Can’t make that up.

“So the next day,” Father Sullivan said, “I call. I’m thinking maybe they got the day or date wrong when we called and sure enough, another person picks up the phone, the misunderstood the day and they said they were fine for that day.”

With a destination in mind and a plan in place, a celebration of sorts is being planned for the sendoff in Torrington.

“I’m starting here at the school,” Father Sullivan said, “Eight o’clock in the morning. At 8:05 we are having a little tricycle race with the pre-K ad K kids. After that, fifth, sixth, seventh and eighth graders who have their parents’ permission and a few parents are riding with me down South Main, up Route 118 to Lordes Shrine. Chris Smedick (Torrington police) has a police escort for us all the way down to the shrine.”
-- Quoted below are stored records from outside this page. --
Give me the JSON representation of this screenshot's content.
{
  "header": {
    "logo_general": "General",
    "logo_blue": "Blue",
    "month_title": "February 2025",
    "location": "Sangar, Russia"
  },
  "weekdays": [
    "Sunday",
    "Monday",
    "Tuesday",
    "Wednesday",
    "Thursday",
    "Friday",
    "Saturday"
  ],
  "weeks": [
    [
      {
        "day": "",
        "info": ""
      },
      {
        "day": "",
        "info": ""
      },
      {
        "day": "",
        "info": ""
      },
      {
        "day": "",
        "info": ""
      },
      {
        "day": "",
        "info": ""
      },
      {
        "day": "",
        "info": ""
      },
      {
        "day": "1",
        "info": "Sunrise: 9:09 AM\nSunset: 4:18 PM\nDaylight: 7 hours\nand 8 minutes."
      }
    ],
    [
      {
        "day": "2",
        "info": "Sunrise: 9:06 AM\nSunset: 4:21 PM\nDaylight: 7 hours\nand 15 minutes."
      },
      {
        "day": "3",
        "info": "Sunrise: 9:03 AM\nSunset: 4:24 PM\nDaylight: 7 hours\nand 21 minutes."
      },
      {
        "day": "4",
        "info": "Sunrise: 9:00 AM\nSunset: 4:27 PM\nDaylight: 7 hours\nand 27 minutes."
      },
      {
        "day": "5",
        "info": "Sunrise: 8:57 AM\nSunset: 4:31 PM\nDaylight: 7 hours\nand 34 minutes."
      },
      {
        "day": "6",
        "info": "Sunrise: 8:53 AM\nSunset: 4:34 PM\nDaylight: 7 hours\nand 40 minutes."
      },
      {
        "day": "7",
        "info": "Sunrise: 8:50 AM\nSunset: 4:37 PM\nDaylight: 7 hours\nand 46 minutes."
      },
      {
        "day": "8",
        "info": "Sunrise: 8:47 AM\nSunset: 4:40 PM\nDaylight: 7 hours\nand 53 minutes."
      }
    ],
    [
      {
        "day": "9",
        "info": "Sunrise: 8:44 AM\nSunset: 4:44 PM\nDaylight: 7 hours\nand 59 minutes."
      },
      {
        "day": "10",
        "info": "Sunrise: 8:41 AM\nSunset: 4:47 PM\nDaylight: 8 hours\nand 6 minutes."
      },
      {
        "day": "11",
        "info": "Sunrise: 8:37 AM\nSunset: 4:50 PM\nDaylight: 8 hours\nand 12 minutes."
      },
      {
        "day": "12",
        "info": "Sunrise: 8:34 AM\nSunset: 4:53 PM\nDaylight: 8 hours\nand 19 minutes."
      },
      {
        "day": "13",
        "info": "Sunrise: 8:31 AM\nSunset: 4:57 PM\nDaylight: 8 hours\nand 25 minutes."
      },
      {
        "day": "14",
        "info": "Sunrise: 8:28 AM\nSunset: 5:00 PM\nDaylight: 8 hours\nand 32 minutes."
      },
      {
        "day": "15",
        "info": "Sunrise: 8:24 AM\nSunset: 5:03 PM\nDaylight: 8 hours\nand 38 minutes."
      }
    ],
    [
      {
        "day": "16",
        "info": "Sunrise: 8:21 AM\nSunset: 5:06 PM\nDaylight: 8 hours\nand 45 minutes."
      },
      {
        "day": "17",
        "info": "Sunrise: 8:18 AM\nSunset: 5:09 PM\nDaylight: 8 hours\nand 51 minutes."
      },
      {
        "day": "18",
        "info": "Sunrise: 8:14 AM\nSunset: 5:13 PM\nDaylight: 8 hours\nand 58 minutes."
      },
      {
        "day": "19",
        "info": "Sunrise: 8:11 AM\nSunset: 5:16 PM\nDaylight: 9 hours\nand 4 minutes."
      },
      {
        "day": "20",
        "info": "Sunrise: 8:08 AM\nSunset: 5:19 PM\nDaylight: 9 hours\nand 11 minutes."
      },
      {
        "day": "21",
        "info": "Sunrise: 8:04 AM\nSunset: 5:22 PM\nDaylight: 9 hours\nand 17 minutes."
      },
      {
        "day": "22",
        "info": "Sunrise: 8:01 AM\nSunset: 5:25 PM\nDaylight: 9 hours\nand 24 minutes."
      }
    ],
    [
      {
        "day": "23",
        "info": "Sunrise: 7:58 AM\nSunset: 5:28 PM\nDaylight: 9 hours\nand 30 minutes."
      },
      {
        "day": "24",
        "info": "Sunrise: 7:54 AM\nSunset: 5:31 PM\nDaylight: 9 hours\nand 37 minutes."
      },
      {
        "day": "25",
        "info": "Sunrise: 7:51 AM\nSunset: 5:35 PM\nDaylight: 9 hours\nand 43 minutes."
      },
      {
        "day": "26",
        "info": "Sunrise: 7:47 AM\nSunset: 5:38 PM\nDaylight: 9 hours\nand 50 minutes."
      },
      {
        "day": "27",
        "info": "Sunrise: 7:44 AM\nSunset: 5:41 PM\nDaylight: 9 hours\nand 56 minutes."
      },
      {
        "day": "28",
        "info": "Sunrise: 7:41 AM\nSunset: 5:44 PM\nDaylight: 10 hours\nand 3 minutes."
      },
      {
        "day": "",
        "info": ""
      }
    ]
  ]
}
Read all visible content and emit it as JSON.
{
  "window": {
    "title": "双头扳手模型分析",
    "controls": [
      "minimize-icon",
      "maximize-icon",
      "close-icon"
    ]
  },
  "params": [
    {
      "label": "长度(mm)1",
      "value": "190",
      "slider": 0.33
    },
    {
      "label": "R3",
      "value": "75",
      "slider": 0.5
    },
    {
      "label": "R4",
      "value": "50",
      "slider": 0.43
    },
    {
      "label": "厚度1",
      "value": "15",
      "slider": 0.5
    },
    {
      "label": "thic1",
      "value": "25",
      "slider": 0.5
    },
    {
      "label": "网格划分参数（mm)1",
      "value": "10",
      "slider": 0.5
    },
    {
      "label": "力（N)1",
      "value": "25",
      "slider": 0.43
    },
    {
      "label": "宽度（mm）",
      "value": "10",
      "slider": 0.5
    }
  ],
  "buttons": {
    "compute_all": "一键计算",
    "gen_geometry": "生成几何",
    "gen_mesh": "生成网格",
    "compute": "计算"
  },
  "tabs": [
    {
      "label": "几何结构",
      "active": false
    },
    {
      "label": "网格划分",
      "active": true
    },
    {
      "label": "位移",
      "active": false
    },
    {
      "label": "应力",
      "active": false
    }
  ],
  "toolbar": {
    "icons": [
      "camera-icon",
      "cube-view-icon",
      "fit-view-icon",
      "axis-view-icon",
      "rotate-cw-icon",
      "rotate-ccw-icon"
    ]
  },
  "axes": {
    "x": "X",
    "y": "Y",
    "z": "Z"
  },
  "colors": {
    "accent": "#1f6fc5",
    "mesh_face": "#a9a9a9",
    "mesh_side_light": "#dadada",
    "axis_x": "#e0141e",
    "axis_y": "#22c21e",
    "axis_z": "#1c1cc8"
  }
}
Father Sullivan expects between 300 and 400 people from the surrounding area to attend the event in Litchfield for a mass, a blessing of the bikes before kicking off at about 11 a.m. for Fishkill, New York.

11 priests will leave with Father Sullivan that morning.

“I think what makes the journey different is that its priest making the journey,” Father Sullivan said, “You have bike rides for different causes but not one with all priests doing it.”

It takes a special kind of person to put themselves on the line doing a project like this and Torrington is lucky to have him.

While it may not be a race of competition, be sure of one thing. Father Sullivan will compete against himself along the way, just as he did on the hardwood with a victory inevitable.

For more from Timothy W. Gaffney click here